The Fifth Circuit ruled on May 16 that neither MySpace nor its parent company, News Corporation, could be responsible for the sexual assault of an underage user who misrepresented her age to gain access to the Web site.
In 2005, 13-year-old “Julie Doe” lied, saying she was 18, when she signed up for a MySpace account. By lying, she waived her right to automatic privacy settings implemented by the social networking Web site to protect 14 to 15-year-old users, the youngest the Web site allows. After Pete Solis, a nineteen-year-old MySpace user, initiated contact through the Web site and sexually assaulted Julie, Julie and her mother sued MySpace and News Corporation, claiming that Julie and Solis “should never have been able to meet,” according to the opinion.
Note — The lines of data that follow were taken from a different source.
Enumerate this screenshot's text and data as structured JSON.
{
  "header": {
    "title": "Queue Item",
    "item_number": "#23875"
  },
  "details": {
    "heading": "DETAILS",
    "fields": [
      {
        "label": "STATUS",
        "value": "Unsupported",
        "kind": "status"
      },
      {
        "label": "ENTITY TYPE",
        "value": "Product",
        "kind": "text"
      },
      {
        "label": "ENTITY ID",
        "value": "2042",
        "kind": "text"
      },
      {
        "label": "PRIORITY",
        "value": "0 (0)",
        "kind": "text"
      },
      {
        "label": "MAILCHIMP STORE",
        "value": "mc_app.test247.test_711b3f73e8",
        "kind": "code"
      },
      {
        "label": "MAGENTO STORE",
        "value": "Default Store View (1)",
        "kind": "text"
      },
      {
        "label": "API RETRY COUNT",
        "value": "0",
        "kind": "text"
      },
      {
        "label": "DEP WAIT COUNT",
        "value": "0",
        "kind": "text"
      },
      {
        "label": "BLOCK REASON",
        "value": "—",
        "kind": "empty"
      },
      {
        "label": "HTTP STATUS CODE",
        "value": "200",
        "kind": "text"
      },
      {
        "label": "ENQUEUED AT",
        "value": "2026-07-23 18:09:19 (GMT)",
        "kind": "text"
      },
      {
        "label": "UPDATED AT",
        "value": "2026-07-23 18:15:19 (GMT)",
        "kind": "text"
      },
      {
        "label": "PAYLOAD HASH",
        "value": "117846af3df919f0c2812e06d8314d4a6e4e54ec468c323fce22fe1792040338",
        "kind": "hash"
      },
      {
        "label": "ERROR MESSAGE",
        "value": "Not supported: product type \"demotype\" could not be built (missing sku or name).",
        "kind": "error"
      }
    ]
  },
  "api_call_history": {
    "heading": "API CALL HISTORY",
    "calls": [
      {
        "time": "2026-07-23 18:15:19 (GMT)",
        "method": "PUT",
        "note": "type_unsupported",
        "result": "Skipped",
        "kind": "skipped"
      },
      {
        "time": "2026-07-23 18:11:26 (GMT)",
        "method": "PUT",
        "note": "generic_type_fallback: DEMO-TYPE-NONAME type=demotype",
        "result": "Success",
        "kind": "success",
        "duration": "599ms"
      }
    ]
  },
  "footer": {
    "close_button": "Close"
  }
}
The court found that Section 230 of the Communications Decency Act — the "Good Samaritan provision" — protects MySpace as an online publisher against third-party posting of content. The policy behind the provision is to protect against a chilling effect on the First Amendment speech right that occurs when liability for third-party use falls to intermediary online publishers. The court found the flaws in this age-checking technology do not constitute negligence; while MySpace maintains software to attempt to catch users who lie about their ages, it is clearly not fail-proof.